Getting to Choose
On the day before I came home, I decided to tour a nearby trout hatchery. I was standing in the parking lot beside a little stream when a small green fly box came floating by. I couldn't reach it, but I walked beside the stream until it narrowed, then kicked off my shoes and waded in. The box was packed with dozens and dozens of the most exquisitely tied flies. There were easily several hundred dollars worth of flies in the box (and hours and hours of painstaking labor if they had been hand tied by the owner).
I slipped the flies in my pocket and thought, "How strange is this? I lose a box of flies and am kicking myself for being so careless, and, lo and behold, here comes an even nicer box just ambling down the stream. The big wheel turns." A few minutes later I peeked in the box for a second look and noticed that the owner had printed his name and address on a small adhesive label. The idea of keeping them went away. I won't say it went away instantly. There was a momentary time lag, about two seconds, when I thought, "Eh, he'll never know."
But then another voice said, "C'mon, that's not who you are. You know damn well you're going to mail the flies back to the guy." Then for another two seconds or so I thought, "It really sucks to be honest." Later I saw an older man in waders and vest walking down the bank. I asked him his name, he told me, and it matched the name on the label, so I returned the lost fly box. The guy couldn't believe it. He was sure they were gone for good. After thanking me two or three times, he went on his way.
This event has stuck in my head for some reason. It's almost like a little parable. There's the happenstance of losing and then finding something valuable. There's a stream in an idyllic setting with something just floating along, and then there's the choice of how to react.

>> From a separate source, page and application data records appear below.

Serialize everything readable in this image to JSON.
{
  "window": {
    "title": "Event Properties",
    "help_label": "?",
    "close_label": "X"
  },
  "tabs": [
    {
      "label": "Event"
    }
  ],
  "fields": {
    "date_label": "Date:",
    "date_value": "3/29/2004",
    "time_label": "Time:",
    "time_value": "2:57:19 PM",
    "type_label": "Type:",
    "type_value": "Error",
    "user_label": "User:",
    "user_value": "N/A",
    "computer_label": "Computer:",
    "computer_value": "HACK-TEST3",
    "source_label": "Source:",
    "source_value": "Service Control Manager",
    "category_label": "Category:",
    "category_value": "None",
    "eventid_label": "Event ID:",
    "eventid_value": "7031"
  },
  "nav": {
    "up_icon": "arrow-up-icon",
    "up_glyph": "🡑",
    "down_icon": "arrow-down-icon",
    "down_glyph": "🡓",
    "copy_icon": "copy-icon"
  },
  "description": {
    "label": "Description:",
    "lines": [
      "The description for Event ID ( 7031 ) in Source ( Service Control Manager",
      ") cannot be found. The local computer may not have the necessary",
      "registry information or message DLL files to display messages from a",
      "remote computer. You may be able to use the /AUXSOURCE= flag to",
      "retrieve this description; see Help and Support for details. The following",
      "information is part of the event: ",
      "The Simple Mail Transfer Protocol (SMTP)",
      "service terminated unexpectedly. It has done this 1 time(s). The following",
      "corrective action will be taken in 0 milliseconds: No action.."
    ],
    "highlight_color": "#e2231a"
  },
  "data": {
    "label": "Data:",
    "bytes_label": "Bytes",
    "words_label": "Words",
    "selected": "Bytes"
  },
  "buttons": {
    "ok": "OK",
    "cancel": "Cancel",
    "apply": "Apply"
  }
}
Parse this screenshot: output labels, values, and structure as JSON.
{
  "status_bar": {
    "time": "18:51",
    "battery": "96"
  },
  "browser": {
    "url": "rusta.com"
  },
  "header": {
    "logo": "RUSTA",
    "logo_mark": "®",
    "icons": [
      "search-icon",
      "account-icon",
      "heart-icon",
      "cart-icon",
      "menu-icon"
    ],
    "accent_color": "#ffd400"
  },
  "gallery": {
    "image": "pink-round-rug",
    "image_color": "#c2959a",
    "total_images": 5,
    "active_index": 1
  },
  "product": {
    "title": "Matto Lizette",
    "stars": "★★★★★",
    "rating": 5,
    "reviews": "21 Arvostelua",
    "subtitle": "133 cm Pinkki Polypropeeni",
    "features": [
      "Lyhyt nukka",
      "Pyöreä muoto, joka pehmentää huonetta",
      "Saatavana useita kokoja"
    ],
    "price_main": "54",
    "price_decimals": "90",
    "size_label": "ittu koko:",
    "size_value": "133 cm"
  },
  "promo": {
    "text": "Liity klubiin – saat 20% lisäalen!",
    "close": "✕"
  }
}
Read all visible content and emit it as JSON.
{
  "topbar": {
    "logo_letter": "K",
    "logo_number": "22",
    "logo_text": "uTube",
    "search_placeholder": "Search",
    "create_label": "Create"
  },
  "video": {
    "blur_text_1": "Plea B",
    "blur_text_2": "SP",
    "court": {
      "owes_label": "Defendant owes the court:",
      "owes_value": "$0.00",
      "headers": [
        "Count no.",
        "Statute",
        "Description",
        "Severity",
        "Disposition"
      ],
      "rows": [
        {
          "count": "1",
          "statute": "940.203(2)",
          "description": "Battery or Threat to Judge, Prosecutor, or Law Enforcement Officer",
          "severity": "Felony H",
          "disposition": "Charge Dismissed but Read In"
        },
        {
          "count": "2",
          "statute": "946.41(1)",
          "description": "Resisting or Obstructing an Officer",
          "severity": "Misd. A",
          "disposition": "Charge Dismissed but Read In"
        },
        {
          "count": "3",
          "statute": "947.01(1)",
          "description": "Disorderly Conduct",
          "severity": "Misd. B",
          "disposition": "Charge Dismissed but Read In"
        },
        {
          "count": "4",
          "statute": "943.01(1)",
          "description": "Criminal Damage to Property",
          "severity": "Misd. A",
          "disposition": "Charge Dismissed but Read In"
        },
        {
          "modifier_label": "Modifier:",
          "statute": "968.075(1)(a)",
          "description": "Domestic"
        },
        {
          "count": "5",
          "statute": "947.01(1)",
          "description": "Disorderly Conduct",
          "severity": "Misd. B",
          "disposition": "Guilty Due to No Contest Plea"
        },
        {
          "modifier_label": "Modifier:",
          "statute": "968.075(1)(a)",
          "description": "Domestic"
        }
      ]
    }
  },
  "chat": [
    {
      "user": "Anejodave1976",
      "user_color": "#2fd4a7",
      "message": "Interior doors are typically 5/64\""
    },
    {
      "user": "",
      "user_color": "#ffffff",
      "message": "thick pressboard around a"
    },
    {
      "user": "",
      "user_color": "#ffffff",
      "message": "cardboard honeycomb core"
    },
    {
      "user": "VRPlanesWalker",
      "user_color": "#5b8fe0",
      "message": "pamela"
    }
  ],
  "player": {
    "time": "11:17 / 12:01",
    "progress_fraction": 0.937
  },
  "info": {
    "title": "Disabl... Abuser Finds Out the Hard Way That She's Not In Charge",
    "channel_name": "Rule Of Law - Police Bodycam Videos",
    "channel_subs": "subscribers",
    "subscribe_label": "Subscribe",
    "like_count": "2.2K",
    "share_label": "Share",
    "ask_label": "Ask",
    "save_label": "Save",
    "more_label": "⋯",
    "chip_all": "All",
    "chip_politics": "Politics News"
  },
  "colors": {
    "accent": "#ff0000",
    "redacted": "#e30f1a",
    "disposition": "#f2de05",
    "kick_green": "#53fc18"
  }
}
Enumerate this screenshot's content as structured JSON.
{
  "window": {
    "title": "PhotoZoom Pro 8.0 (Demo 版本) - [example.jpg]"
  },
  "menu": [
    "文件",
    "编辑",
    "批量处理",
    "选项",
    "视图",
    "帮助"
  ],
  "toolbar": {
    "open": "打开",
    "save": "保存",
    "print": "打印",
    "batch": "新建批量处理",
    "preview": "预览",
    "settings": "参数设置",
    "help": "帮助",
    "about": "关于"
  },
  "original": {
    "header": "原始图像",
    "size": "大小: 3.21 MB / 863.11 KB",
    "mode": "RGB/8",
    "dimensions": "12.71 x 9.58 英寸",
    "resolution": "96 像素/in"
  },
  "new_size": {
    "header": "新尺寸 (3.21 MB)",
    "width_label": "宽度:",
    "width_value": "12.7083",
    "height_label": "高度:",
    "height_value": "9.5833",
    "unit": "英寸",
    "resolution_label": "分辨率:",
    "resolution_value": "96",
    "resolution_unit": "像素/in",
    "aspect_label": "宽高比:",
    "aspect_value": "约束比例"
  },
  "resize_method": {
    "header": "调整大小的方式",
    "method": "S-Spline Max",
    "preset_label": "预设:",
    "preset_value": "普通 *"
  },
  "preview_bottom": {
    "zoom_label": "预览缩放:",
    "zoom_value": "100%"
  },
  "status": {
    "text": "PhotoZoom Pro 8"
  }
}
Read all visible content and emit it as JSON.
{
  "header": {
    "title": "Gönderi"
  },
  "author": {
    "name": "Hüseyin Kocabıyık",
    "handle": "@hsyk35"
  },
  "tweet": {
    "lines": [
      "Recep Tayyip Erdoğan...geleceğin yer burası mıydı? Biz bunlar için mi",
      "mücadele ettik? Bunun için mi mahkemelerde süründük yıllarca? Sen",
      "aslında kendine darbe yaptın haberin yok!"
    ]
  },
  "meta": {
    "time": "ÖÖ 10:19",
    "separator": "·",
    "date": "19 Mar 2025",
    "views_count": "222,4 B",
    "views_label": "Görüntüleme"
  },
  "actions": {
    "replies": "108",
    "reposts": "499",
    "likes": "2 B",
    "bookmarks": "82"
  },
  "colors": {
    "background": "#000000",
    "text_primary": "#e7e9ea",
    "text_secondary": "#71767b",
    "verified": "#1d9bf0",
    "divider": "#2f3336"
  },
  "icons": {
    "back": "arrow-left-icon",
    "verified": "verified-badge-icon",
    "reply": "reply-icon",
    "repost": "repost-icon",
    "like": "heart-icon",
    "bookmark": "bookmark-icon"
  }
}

The other day my eight-year old son and I were driving in the car talking about nothing in particular. All of sudden, he asked me how being a grown-up differed from being a kid. The story of the fly box popped into my head. When you're a kid, I told him, you don't really get to choose much. That's also true when you're a grown up, but you do get to choose what kind of grown up you want to be.